  • The commissioned report analyzed Japanese government safety assessments of 286 pesticides and found that in nearly 95 percent of cases, the long-term dog study did not contribute essential information to the determination of a safe dose for humans beyond what was available from other standard tests.
  • Registration of a single new pesticide “active ingredient” (the poisonous component that makes it effective) in Japan and other countries consumes as many as 10,000 rodents, fish, birds, rabbits and dogs in dozens of separate chemical-poisoning tests. Many of these tests are overtly redundant, repeating the same test procedure using two or more different animal species or routes of exposure (oral, inhalation, skin, etc.), the scientific value of which has come under intense scrutiny.
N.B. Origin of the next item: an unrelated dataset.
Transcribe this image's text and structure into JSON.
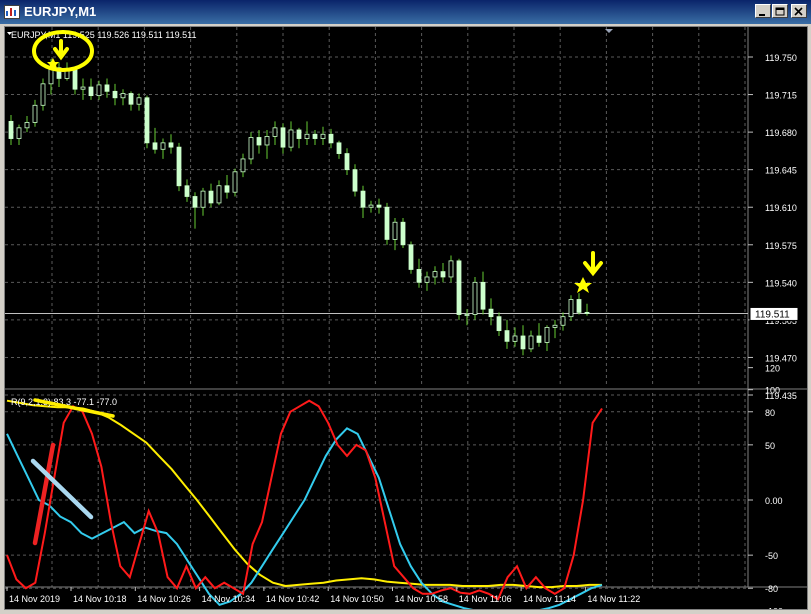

The report identified a few, extremely rare situations in which the long-term dog test could still be required by Japanese authorities, including cases in which dogs are substantially more sensitive to the pesticide chemical than other animal species.

The report “Research project no. 1501: A proposal on a new stepwise assessment method for toxicity tests that takes into account species differences in ’toxicity profiles’ and ’amounts causing toxicity onset’ for pesticide testing: the necessity of chronic toxicity tests on dogs and carcinogenicity tests on mice” is available online (Japanese).

Media Contact: Raul Arce-Contreras,